Records from a data source
^^^^^^^^^^^^^^^^

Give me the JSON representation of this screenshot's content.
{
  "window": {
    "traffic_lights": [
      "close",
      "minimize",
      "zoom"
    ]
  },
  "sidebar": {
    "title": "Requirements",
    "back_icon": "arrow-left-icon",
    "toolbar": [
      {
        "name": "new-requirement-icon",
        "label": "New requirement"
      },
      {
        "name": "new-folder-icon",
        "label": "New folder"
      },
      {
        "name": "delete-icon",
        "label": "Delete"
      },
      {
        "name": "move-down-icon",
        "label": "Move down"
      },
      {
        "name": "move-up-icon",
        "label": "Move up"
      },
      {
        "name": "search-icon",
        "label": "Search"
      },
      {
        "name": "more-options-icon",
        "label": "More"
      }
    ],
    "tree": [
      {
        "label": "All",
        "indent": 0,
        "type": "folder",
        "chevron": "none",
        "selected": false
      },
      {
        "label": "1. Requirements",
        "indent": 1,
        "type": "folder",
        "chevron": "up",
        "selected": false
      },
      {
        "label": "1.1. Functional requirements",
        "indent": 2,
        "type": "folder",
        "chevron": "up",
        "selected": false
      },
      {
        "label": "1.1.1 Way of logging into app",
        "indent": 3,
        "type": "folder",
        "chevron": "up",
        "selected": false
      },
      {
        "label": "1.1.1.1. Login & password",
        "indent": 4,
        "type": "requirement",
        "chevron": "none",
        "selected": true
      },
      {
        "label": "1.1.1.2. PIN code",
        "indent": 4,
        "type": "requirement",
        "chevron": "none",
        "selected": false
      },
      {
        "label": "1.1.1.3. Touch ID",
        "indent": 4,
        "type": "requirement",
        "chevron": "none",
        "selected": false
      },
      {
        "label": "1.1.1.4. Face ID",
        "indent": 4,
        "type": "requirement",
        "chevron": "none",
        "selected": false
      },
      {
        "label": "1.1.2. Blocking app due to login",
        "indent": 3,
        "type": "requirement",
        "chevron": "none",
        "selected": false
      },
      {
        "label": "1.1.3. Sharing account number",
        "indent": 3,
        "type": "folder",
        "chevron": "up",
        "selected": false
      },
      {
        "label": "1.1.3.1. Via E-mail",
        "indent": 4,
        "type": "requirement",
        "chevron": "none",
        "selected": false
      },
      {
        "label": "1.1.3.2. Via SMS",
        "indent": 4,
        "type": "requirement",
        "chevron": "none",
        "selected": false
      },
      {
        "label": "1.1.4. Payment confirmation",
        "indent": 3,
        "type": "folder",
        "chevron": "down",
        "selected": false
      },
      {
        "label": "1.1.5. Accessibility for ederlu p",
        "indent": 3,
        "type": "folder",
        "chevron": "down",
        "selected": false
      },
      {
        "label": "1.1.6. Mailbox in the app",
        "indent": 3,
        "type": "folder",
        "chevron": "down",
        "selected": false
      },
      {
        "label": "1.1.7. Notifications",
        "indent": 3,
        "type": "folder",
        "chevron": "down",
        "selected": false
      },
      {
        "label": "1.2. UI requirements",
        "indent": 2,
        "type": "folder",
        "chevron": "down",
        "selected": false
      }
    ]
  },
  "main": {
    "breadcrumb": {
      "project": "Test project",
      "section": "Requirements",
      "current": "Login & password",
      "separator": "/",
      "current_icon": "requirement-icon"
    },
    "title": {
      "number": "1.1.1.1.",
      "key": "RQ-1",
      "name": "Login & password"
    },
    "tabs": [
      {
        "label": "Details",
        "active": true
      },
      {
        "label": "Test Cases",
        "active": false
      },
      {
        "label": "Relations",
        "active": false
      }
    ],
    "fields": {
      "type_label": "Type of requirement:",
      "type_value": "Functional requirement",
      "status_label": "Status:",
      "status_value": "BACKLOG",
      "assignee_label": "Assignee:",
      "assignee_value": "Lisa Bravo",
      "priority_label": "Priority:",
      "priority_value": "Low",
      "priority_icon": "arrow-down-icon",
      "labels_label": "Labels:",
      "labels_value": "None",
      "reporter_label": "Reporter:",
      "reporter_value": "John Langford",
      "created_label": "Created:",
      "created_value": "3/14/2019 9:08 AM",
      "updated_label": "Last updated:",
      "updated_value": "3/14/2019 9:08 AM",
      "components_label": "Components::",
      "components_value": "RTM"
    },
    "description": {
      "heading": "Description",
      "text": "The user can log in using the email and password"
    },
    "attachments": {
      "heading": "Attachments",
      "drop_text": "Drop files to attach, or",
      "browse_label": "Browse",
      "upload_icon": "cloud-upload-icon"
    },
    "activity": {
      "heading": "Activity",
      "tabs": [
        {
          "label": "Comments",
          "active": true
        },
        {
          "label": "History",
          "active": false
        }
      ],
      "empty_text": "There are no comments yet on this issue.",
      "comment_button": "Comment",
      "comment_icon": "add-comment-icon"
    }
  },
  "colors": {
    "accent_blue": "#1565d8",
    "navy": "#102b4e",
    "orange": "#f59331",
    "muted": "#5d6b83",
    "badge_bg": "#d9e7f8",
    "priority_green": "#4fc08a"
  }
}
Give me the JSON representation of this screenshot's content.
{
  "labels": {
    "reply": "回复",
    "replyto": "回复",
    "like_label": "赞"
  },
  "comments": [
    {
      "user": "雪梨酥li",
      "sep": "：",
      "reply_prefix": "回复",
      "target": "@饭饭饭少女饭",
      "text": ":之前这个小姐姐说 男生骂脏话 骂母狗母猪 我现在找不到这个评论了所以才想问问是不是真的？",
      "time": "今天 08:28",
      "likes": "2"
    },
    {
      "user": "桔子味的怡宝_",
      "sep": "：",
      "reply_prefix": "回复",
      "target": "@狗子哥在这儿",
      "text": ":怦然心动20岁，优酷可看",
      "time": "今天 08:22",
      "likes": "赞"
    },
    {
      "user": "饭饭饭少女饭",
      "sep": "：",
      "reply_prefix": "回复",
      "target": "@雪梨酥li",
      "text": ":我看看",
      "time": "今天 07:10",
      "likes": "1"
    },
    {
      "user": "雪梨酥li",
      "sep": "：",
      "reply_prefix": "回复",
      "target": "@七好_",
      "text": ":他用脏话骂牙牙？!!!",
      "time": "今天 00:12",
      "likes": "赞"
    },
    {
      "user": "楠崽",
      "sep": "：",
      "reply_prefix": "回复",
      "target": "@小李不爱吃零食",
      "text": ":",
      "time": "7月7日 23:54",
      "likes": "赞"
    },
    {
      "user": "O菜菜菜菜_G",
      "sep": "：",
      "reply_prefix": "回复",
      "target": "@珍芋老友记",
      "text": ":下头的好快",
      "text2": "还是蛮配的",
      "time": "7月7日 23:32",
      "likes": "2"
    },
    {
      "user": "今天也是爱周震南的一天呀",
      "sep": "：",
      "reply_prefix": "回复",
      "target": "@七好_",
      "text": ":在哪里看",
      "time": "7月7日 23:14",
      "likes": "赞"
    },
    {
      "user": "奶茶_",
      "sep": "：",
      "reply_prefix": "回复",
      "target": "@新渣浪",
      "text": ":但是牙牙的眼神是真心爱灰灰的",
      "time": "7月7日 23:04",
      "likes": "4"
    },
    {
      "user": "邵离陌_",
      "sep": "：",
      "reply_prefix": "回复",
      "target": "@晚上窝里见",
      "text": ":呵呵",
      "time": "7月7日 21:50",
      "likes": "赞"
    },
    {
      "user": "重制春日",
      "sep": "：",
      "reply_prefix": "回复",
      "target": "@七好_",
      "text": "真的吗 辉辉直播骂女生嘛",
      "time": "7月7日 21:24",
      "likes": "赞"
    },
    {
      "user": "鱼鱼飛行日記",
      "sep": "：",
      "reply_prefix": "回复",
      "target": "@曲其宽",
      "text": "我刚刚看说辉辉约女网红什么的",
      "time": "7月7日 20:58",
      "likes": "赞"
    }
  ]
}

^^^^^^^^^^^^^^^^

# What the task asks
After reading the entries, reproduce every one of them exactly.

# Answer section
Give me the JSON representation of this screenshot's content.
{
  "window": {
    "traffic_lights": [
      "close",
      "minimize",
      "zoom"
    ]
  },
  "sidebar": {
    "title": "Requirements",
    "back_icon": "arrow-left-icon",
    "toolbar": [
      {
        "name": "new-requirement-icon",
        "label": "New requirement"
      },
      {
        "name": "new-folder-icon",
        "label": "New folder"
      },
      {
        "name": "delete-icon",
        "label": "Delete"
      },
      {
        "name": "move-down-icon",
        "label": "Move down"
      },
      {
        "name": "move-up-icon",
        "label": "Move up"
      },
      {
        "name": "search-icon",
        "label": "Search"
      },
      {
        "name": "more-options-icon",
        "label": "More"
      }
    ],
    "tree": [
      {
        "label": "All",
        "indent": 0,
        "type": "folder",
        "chevron": "none",
        "selected": false
      },
      {
        "label": "1. Requirements",
        "indent": 1,
        "type": "folder",
        "chevron": "up",
        "selected": false
      },
      {
        "label": "1.1. Functional requirements",
        "indent": 2,
        "type": "folder",
        "chevron": "up",
        "selected": false
      },
      {
        "label": "1.1.1 Way of logging into app",
        "indent": 3,
        "type": "folder",
        "chevron": "up",
        "selected": false
      },
      {
        "label": "1.1.1.1. Login & password",
        "indent": 4,
        "type": "requirement",
        "chevron": "none",
        "selected": true
      },
      {
        "label": "1.1.1.2. PIN code",
        "indent": 4,
        "type": "requirement",
        "chevron": "none",
        "selected": false
      },
      {
        "label": "1.1.1.3. Touch ID",
        "indent": 4,
        "type": "requirement",
        "chevron": "none",
        "selected": false
      },
      {
        "label": "1.1.1.4. Face ID",
        "indent": 4,
        "type": "requirement",
        "chevron": "none",
        "selected": false
      },
      {
        "label": "1.1.2. Blocking app due to login",
        "indent": 3,
        "type": "requirement",
        "chevron": "none",
        "selected": false
      },
      {
        "label": "1.1.3. Sharing account number",
        "indent": 3,
        "type": "folder",
        "chevron": "up",
        "selected": false
      },
      {
        "label": "1.1.3.1. Via E-mail",
        "indent": 4,
        "type": "requirement",
        "chevron": "none",
        "selected": false
      },
      {
        "label": "1.1.3.2. Via SMS",
        "indent": 4,
        "type": "requirement",
        "chevron": "none",
        "selected": false
      },
      {
        "label": "1.1.4. Payment confirmation",
        "indent": 3,
        "type": "folder",
        "chevron": "down",
        "selected": false
      },
      {
        "label": "1.1.5. Accessibility for ederlu p",
        "indent": 3,
        "type": "folder",
        "chevron": "down",
        "selected": false
      },
      {
        "label": "1.1.6. Mailbox in the app",
        "indent": 3,
        "type": "folder",
        "chevron": "down",
        "selected": false
      },
      {
        "label": "1.1.7. Notifications",
        "indent": 3,
        "type": "folder",
        "chevron": "down",
        "selected": false
      },
      {
        "label": "1.2. UI requirements",
        "indent": 2,
        "type": "folder",
        "chevron": "down",
        "selected": false
      }
    ]
  },
  "main": {
    "breadcrumb": {
      "project": "Test project",
      "section": "Requirements",
      "current": "Login & password",
      "separator": "/",
      "current_icon": "requirement-icon"
    },
    "title": {
      "number": "1.1.1.1.",
      "key": "RQ-1",
      "name": "Login & password"
    },
    "tabs": [
      {
        "label": "Details",
        "active": true
      },
      {
        "label": "Test Cases",
        "active": false
      },
      {
        "label": "Relations",
        "active": false
      }
    ],
    "fields": {
      "type_label": "Type of requirement:",
      "type_value": "Functional requirement",
      "status_label": "Status:",
      "status_value": "BACKLOG",
      "assignee_label": "Assignee:",
      "assignee_value": "Lisa Bravo",
      "priority_label": "Priority:",
      "priority_value": "Low",
      "priority_icon": "arrow-down-icon",
      "labels_label": "Labels:",
      "labels_value": "None",
      "reporter_label": "Reporter:",
      "reporter_value": "John Langford",
      "created_label": "Created:",
      "created_value": "3/14/2019 9:08 AM",
      "updated_label": "Last updated:",
      "updated_value": "3/14/2019 9:08 AM",
      "components_label": "Components::",
      "components_value": "RTM"
    },
    "description": {
      "heading": "Description",
      "text": "The user can log in using the email and password"
    },
    "attachments": {
      "heading": "Attachments",
      "drop_text": "Drop files to attach, or",
      "browse_label": "Browse",
      "upload_icon": "cloud-upload-icon"
    },
    "activity": {
      "heading": "Activity",
      "tabs": [
        {
          "label": "Comments",
          "active": true
        },
        {
          "label": "History",
          "active": false
        }
      ],
      "empty_text": "There are no comments yet on this issue.",
      "comment_button": "Comment",
      "comment_icon": "add-comment-icon"
    }
  },
  "colors": {
    "accent_blue": "#1565d8",
    "navy": "#102b4e",
    "orange": "#f59331",
    "muted": "#5d6b83",
    "badge_bg": "#d9e7f8",
    "priority_green": "#4fc08a"
  }
}
Give me the JSON representation of this screenshot's content.
{
  "labels": {
    "reply": "回复",
    "replyto": "回复",
    "like_label": "赞"
  },
  "comments": [
    {
      "user": "雪梨酥li",
      "sep": "：",
      "reply_prefix": "回复",
      "target": "@饭饭饭少女饭",
      "text": ":之前这个小姐姐说 男生骂脏话 骂母狗母猪 我现在找不到这个评论了所以才想问问是不是真的？",
      "time": "今天 08:28",
      "likes": "2"
    },
    {
      "user": "桔子味的怡宝_",
      "sep": "：",
      "reply_prefix": "回复",
      "target": "@狗子哥在这儿",
      "text": ":怦然心动20岁，优酷可看",
      "time": "今天 08:22",
      "likes": "赞"
    },
    {
      "user": "饭饭饭少女饭",
      "sep": "：",
      "reply_prefix": "回复",
      "target": "@雪梨酥li",
      "text": ":我看看",
      "time": "今天 07:10",
      "likes": "1"
    },
    {
      "user": "雪梨酥li",
      "sep": "：",
      "reply_prefix": "回复",
      "target": "@七好_",
      "text": ":他用脏话骂牙牙？!!!",
      "time": "今天 00:12",
      "likes": "赞"
    },
    {
      "user": "楠崽",
      "sep": "：",
      "reply_prefix": "回复",
      "target": "@小李不爱吃零食",
      "text": ":",
      "time": "7月7日 23:54",
      "likes": "赞"
    },
    {
      "user": "O菜菜菜菜_G",
      "sep": "：",
      "reply_prefix": "回复",
      "target": "@珍芋老友记",
      "text": ":下头的好快",
      "text2": "还是蛮配的",
      "time": "7月7日 23:32",
      "likes": "2"
    },
    {
      "user": "今天也是爱周震南的一天呀",
      "sep": "：",
      "reply_prefix": "回复",
      "target": "@七好_",
      "text": ":在哪里看",
      "time": "7月7日 23:14",
      "likes": "赞"
    },
    {
      "user": "奶茶_",
      "sep": "：",
      "reply_prefix": "回复",
      "target": "@新渣浪",
      "text": ":但是牙牙的眼神是真心爱灰灰的",
      "time": "7月7日 23:04",
      "likes": "4"
    },
    {
      "user": "邵离陌_",
      "sep": "：",
      "reply_prefix": "回复",
      "target": "@晚上窝里见",
      "text": ":呵呵",
      "time": "7月7日 21:50",
      "likes": "赞"
    },
    {
      "user": "重制春日",
      "sep": "：",
      "reply_prefix": "回复",
      "target": "@七好_",
      "text": "真的吗 辉辉直播骂女生嘛",
      "time": "7月7日 21:24",
      "likes": "赞"
    },
    {
      "user": "鱼鱼飛行日記",
      "sep": "：",
      "reply_prefix": "回复",
      "target": "@曲其宽",
      "text": "我刚刚看说辉辉约女网红什么的",
      "time": "7月7日 20:58",
      "likes": "赞"
    }
  ]
}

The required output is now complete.